The federal government repeatedly has been forced to use not only the law but also military force to restrain local majority tyranny, during the Civil War and Reconstruction and again during the civil rights revolution. Conversely, state and local majority tyranny have flourished only when tolerated by the national majority. In the United States, the national majority has always been, and likely always will be, a more reliable champion of civil rights and voting rights than local majorities.
Universalizing Section 4 of the Voting Rights Act, then, makes excellent sense on its merits. It would make for smart politics, too. Proposing to universalize Section 4 would be a no-lose proposition for progressives, centrists and non-racist conservatives.

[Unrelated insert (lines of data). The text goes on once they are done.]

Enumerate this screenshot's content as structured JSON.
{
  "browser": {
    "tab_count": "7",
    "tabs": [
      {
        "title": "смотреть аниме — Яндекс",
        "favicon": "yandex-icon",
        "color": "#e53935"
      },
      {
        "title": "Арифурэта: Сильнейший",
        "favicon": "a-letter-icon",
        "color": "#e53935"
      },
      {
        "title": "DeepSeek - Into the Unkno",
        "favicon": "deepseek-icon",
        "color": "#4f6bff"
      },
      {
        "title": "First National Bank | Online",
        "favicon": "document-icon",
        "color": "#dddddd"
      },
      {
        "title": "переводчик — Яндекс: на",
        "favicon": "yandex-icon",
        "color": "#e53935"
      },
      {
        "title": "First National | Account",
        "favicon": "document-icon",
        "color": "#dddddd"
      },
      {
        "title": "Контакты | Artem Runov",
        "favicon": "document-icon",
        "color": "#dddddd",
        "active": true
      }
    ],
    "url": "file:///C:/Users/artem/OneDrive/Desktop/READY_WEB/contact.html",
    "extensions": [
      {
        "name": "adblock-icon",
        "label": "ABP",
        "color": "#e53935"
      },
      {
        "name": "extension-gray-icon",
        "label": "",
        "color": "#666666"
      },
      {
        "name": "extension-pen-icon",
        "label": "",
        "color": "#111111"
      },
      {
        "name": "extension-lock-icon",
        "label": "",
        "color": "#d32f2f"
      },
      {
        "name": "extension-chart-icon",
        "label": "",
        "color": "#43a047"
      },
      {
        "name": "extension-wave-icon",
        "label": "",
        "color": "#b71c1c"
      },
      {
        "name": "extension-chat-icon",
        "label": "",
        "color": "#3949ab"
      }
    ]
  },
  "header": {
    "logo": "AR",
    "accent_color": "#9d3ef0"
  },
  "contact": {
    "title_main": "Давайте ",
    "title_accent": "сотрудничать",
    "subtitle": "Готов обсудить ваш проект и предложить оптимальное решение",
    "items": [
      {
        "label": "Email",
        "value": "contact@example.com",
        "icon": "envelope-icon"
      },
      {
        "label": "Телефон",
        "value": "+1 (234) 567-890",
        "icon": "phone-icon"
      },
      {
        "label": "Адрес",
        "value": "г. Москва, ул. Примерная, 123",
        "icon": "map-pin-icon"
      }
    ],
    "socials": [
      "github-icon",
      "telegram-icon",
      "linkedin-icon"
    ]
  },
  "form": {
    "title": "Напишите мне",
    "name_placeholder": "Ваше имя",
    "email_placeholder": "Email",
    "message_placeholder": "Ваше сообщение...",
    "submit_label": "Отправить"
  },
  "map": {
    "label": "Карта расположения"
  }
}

If a law universalizing Section 4 were enacted, then the Northern and Western states would have nothing to fear — unless, of course, their state governments were trying to use devious methods to restrict or dilute the voting power of particular groups, like the disproportionately minority poor. But that is as it should be. Why should race-motivated voter ID laws or redistricting schemes to dilute minority voters by “packing” them in ghettoized electoral districts be subject to more federal scrutiny in the South than in the Midwest or West Coast or New England? The same level of federal scrutiny should be brought to bear everywhere in the United States.
If a law universalizing Section 4 were to die in Congress, it would almost certainly be killed by Republicans based in the former Confederacy. Their success in stopping universalization of Section 4 would be a Pyrrhic victory, further identifying the Republican Party in the national mind with the most benighted white reactionaries in the former homeland of slavery and segregation. This outcome would strengthen not only Democrats but also reformist Republicans making the case that their party must be freed from its Southern captivity.
The neo-Confederate opponents of such a proposed law could not complain that it imposed a double standard. After all, the new, universal Section 4, along with the revived pre-clearance system of Section 5, would apply to Massachusetts, New York and California, as well as to Texas, Mississippi and Alabama.
Would a universalized version of Section 4 be acceptable to this Supreme Court? Because all states would be treated equally, the argument that it treated some unfairly would be irrelevant. Opponents would have to argue that by permanently universalizing Sections 4 and 5 of the Voting Rights Act, Congress was exceeding its constitutional authority. That would be a hard argument to make, given the clear language of the 15th Amendment to the U.S. Constitution, ratified in 1870:
Section 1. The right of citizens of the United States to vote shall not be denied or abridged by the United States or by any State on account of race, color, or previous condition of servitude.
Section 2. The Congress shall have power to enforce this article by appropriate legislation.
If universal, perpetual federal pre-clearance of changes in electoral laws by all state and local governments, to make sure they do not disadvantage particular minorities, is not “appropriate legislation” for defending “the right of citizens of the United States to vote” under the 15th Amendment, it is hard to imagine what “appropriate legislation” would be.
Justice Roberts has stated that Congress can pass a new version of the Voting Rights Act that reflects “current conditions.” Congress should take him up on his offer and rewrite the Voting Rights Act to make it apply to all 50 states and all local governments, forever.